-------- PROVIDED RECORDS

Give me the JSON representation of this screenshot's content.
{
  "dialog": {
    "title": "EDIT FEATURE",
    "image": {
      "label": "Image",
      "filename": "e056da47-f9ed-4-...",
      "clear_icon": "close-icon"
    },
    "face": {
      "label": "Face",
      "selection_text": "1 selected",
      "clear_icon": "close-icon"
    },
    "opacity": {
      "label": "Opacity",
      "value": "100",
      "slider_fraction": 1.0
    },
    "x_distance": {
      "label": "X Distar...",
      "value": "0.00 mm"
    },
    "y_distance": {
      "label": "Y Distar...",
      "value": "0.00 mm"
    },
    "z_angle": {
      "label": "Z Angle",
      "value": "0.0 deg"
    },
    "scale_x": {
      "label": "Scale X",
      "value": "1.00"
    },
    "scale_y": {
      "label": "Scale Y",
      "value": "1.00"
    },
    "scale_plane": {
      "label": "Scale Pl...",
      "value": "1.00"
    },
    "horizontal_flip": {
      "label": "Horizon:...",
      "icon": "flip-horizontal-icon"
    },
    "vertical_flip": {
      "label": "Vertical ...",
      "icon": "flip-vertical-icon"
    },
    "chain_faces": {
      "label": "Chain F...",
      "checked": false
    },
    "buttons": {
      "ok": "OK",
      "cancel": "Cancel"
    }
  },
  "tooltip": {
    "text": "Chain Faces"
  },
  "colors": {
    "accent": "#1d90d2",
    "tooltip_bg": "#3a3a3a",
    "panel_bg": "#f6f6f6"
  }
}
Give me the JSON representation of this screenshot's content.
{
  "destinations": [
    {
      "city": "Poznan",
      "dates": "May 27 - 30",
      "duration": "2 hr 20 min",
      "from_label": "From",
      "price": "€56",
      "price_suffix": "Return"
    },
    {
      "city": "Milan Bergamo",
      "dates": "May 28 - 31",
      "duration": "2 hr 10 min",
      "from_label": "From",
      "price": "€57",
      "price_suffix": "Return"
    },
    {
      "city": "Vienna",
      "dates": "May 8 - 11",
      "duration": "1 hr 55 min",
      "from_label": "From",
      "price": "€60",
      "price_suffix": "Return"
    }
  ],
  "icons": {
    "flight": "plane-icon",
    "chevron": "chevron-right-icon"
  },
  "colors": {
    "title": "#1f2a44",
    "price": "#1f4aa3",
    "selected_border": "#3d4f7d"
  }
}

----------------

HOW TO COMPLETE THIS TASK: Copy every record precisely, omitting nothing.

RESPONSE AREA:
Give me the JSON representation of this screenshot's content.
{
  "dialog": {
    "title": "EDIT FEATURE",
    "image": {
      "label": "Image",
      "filename": "e056da47-f9ed-4-...",
      "clear_icon": "close-icon"
    },
    "face": {
      "label": "Face",
      "selection_text": "1 selected",
      "clear_icon": "close-icon"
    },
    "opacity": {
      "label": "Opacity",
      "value": "100",
      "slider_fraction": 1.0
    },
    "x_distance": {
      "label": "X Distar...",
      "value": "0.00 mm"
    },
    "y_distance": {
      "label": "Y Distar...",
      "value": "0.00 mm"
    },
    "z_angle": {
      "label": "Z Angle",
      "value": "0.0 deg"
    },
    "scale_x": {
      "label": "Scale X",
      "value": "1.00"
    },
    "scale_y": {
      "label": "Scale Y",
      "value": "1.00"
    },
    "scale_plane": {
      "label": "Scale Pl...",
      "value": "1.00"
    },
    "horizontal_flip": {
      "label": "Horizon:...",
      "icon": "flip-horizontal-icon"
    },
    "vertical_flip": {
      "label": "Vertical ...",
      "icon": "flip-vertical-icon"
    },
    "chain_faces": {
      "label": "Chain F...",
      "checked": false
    },
    "buttons": {
      "ok": "OK",
      "cancel": "Cancel"
    }
  },
  "tooltip": {
    "text": "Chain Faces"
  },
  "colors": {
    "accent": "#1d90d2",
    "tooltip_bg": "#3a3a3a",
    "panel_bg": "#f6f6f6"
  }
}
Give me the JSON representation of this screenshot's content.
{
  "destinations": [
    {
      "city": "Poznan",
      "dates": "May 27 - 30",
      "duration": "2 hr 20 min",
      "from_label": "From",
      "price": "€56",
      "price_suffix": "Return"
    },
    {
      "city": "Milan Bergamo",
      "dates": "May 28 - 31",
      "duration": "2 hr 10 min",
      "from_label": "From",
      "price": "€57",
      "price_suffix": "Return"
    },
    {
      "city": "Vienna",
      "dates": "May 8 - 11",
      "duration": "1 hr 55 min",
      "from_label": "From",
      "price": "€60",
      "price_suffix": "Return"
    }
  ],
  "icons": {
    "flight": "plane-icon",
    "chevron": "chevron-right-icon"
  },
  "colors": {
    "title": "#1f2a44",
    "price": "#1f4aa3",
    "selected_border": "#3d4f7d"
  }
}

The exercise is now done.